The same goes for your clients. It is common to hear people being classified as either “good” or “bad” clients, because they engage in one type of behaviour or another. Some client is slow to pay their bills, while another is very curt when we speak to them on the phone. We’ve all had to deal with those. But what we often fail to recognize is that what we construe as a qualitative behaviour, is just a behaviour without a moral value attached to it. It’s how we react to these behaviours that makes us perceive them as being somewhere on the spectrum of bad to good, when they’re inherently neither.

If there is no bad or good client, then why do I have to deal with all these annoying behaviours?

Finding suitable clients is a bit like the courting process, you have to go through this little dance to understand if you’re a good fit for one another. There are people out there who get married on a whim and similarly there are businesses who are willing to take on any and every client without qualifying them, but it doesn’t mean that this is a good idea.

The things that are widely accepted to make a marriage work, also work with the other types of relationships. Things like honesty, respect, communication and the ability to tackle problems head-on help make these professional relationships work. That means you have to become good at knowing what you want, communicating it and vet your clients to ensure that they represent a high-probability of turning into a fruitful relationship.It starts with working out your positioning in the marketplace. What do you do? Who do you do it for? And what do you offer that nobody else does? If you do not know the answer to one or more of these questions, there is work to be done and that’s probably a good idea for you to explore this aspect of your business. With clarity of expertise and positioning, comes the confidence and framework to identify which clients are suitable for you. The more precise you can be, the more refined will be your vetting process, because you’ll learn to ask unexpected and tough questions while expecting certain answers that are indicators of a good fit.

I would even go one step further and say that working out your vision, will further help you refine your positioning and how you communicate about your business, which in turn will help attract the right clients (learn more here). A good vision is a future-oriented desired state that expresses and summarizes your values, which when clearly expressed will either turn prospects on or shoo them away, as a form of automated vetting as the people who will contact you will eventually pre-qualify themselves (a topic for a future article).

From there, you will only perceive others’ behaviours as indicators of whether a prospect / client is a good fit or not, without judgement of value, thus removing any emotional attachment to your vetting process. You client and prospect will also thank you for being so intent on delivering maximum value to them via a narrow and deep expertise. Over time, your confidence in the process will increase as you’ll realize that it works wonders at helping finding and retaining the right clients.

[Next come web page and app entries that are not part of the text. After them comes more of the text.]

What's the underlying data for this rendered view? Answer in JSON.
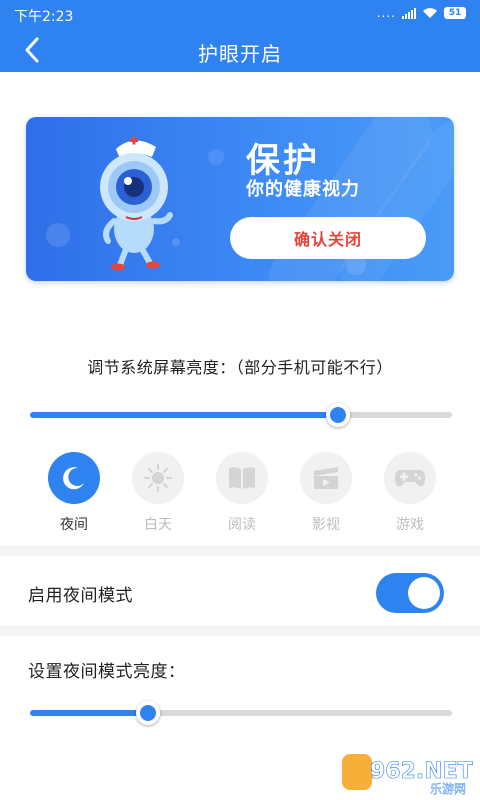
{
  "status_bar": {
    "time": "下午2:23",
    "signal_dots": "....",
    "battery": "51"
  },
  "header": {
    "title": "护眼开启"
  },
  "banner": {
    "headline": "保护",
    "subline": "你的健康视力",
    "button_label": "确认关闭"
  },
  "brightness": {
    "label": "调节系统屏幕亮度：（部分手机可能不行）",
    "value_fraction": 0.73
  },
  "modes": [
    {
      "label": "夜间",
      "icon": "moon-icon",
      "active": true
    },
    {
      "label": "白天",
      "icon": "sun-icon",
      "active": false
    },
    {
      "label": "阅读",
      "icon": "book-icon",
      "active": false
    },
    {
      "label": "影视",
      "icon": "film-icon",
      "active": false
    },
    {
      "label": "游戏",
      "icon": "gamepad-icon",
      "active": false
    }
  ],
  "night_mode": {
    "label": "启用夜间模式",
    "enabled": true
  },
  "night_brightness": {
    "label": "设置夜间模式亮度：",
    "value_fraction": 0.28
  },
  "watermark": {
    "brand": "962.NET",
    "sub": "乐游网"
  },
  "colors": {
    "accent": "#2f83f0",
    "banner_button_text": "#e4473a",
    "inactive": "#bdbdbd"
  }
}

Arnaud Marthouret is the founder of rvltr and leads their strategy, visual communications and media efforts. He has helped numerous architects and interior designers promote themselves in their best light - pun intended - in order to help them run more effective practices and grow in a meaningful way.

If you have questions about this article or rvltr, or want to chat about your strategy and communications, you can leave a comment, share with a friend, or reach him at arnaud{at}

Now go talk about it.